The Coneflower ‘Green Twister’ is a flamboyant flower that demands attention! Its sweet scent and spectacular colors are irresistible to bees, butterflies, and songbirds, whilst its low-maintenance, high-impact personality will delight gardeners season after season.
All About the Green Twister
The Green Twister is a member of the Echinacea purpurea species of flowering perennials that are most commonly known as coneflowers. The genus name Echinacea is taken from the Ancient Greek word ekhinos, which translates loosely to ‘prickly’ or ‘hedgehog’, an homage to the spiky central pistils displayed by all coneflowers.
Coneflowers are ancient wildflowers, native to the meadows and prairies of North America, but Green Twister is a relatively recent, exciting discovery. It was discovered accidentally by a flower breeder working in Germany.

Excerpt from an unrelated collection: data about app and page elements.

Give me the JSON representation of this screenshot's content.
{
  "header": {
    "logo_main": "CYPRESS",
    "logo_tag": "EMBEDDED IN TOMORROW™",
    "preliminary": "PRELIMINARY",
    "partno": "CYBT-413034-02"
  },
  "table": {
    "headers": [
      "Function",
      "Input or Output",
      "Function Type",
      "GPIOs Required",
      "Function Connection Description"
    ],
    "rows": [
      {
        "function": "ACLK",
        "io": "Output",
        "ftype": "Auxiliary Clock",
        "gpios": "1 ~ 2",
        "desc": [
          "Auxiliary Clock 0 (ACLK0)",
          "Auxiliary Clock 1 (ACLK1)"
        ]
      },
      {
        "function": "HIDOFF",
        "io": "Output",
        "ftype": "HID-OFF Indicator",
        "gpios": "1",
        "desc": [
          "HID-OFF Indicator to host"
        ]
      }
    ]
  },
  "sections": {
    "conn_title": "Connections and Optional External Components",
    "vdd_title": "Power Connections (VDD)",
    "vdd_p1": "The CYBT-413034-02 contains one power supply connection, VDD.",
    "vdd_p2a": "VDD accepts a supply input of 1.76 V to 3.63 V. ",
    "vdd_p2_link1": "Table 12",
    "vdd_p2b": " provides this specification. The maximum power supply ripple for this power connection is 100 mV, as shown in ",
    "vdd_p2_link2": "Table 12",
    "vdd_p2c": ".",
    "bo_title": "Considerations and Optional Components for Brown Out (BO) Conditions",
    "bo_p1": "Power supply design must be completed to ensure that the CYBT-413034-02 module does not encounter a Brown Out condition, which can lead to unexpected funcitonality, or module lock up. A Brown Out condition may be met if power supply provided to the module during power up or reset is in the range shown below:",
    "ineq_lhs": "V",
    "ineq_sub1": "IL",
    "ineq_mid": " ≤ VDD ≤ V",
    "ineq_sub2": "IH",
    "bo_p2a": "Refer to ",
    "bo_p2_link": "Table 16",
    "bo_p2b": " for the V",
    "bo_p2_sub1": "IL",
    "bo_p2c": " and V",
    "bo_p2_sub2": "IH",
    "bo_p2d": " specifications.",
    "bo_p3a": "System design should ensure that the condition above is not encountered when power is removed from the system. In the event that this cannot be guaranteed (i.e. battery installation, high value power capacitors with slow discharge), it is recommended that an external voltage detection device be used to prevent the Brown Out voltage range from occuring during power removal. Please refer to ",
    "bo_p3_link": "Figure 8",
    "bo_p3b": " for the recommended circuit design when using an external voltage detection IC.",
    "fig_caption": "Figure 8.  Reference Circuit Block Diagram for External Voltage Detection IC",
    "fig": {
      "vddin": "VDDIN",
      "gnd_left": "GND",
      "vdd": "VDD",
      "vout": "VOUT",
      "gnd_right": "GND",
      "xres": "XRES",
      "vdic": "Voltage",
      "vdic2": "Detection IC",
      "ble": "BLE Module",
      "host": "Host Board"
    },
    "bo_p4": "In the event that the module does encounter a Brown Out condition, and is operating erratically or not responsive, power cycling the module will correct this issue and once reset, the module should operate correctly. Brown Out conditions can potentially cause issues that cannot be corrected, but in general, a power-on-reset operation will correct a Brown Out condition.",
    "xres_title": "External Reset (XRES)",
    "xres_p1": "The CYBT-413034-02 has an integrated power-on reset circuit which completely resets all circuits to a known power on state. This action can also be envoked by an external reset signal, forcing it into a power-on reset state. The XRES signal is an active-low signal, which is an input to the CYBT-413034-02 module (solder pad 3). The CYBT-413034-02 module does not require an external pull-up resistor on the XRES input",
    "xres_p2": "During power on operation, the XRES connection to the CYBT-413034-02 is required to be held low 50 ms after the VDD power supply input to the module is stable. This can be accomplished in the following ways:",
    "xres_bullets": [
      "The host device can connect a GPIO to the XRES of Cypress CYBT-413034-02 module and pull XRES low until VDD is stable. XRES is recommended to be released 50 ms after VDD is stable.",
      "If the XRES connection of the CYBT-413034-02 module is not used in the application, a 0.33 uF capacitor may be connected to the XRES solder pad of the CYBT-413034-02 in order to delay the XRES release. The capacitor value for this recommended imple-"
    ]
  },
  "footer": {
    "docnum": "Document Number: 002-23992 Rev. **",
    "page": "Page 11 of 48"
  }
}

He initially thought its ostentatious coloring was the result of a virus, when in fact, the clashing colors are naturally occurring!
Luckily, Green Twisters are now renowned and adored for their curious color combinations. Their fuchsia petals fringed with lime green borders encircle spiky, spherical seed pods of fiery scarlet hues. Although they may seem like one large flower, each flowerhead is actually made up of hundreds of tiny florets. Flowering from mid to late summer, and sometimes with a second bloom in fall, these quirky plants are perfect for informal cottage, prairie, or wildflower gardens.
Whilst Green Twister is mainly cultivated as an ornamental, its species Echinacea purpurea is renowned for its healing powers! For centuries, Native Americans have used Echinacea to treat a huge array of ailments, from burns to toothaches to snake bites. In modern herbal medicine, Echinacea is often used to alleviate symptoms of the common cold, or brewed into invigorating, immune system-boosting teas.
Growing Green Twisters
Twister bulbs can be started in the fall when the air is cool but the days are still bright, or in spring once the last frost has passed. Your Twisters will arrive as “bare root plants” with a few spaghetti-like roots protruding from the bulb. Dunk them into a bucket of water for a good soak (three to six hours should do it), until plump. Start your Twisters off in individual well-draining pots filled with rich compost, pointing them tendril end down. Place them in a sheltered position in your garden and water them regularly but lightly until late spring, when they will be well established and ready to plant out.
Twisters have a maximum spread of around 25 inches, and they don't like being overcrowded, so allow plenty of room for them to spread out as they grow. If you’re growing them in containers, choose a wide, deep pot that will give established roots lots of room to spread, and make sure there’s plenty of drainage holes. Bury the young Twisters just deep enough to avoid bending the bulb tendrils and give them a good soaking.
Twisters tolerate most soil types, so long as it’s well-draining. Work plenty of nutrient-rich, organic matter through the soil before planting. This helps to feed your Twisters and improve drainage.
True sun-worshippers, Twisters bloom most abundantly with six to eight hours of full sun each day, although they’ll do just fine in dappled shade. Avoid deep shade though, as their stems may become floppy.
Throughout spring and summer, aim to give established Twisters around an inch of water per fortnight to keep the soil lightly moist. They are fairly drought tolerant though, so forgetful gardeners needn’t worry too much!
Less is more when it comes to feeding your Twisters. Moderate monthly feeds in spring and summer will promote blooming, but don't overdo it, as excessive fertilizer will damage them.
Temperature and Humidity
Twisters are heat and cold-tolerant, flourishing pretty much anywhere in hardiness zones 3 through 9. They’re not fussy about humidity levels either, so long as their soil drains well.
Your Twisters won’t need pruning in the strictest sense of the word, but regular deadheading throughout the flowering season will encourage more abundant blooms. Remove fading flowers by snipping the stems back to just above the next new bud or set of leaves.
In late fall, trim the stems back to a few inches above the ground and spread a thin layer of organic mulch around the base of the Twisters. This will feed and strengthen the bulbs through winter and protect the roots from frost damage. Gardeners in warmer hardiness zones can skip the mulch as these robust plants will more or less take care of themselves!
Pests and Disease
Perhaps one of the best things about Twisters is their resistance to most common pests, diseases, and even deer! They are prone to fungal problems when overcrowded though, so give them plenty of space in the border so that fresh air can reach the stems and foliage.
Twisters make for enchanting, long-lasting cut flowers. Simply snip off a few blooms just before they open, bring them indoors, and place them in water for a mesmerizing, fragrant flower.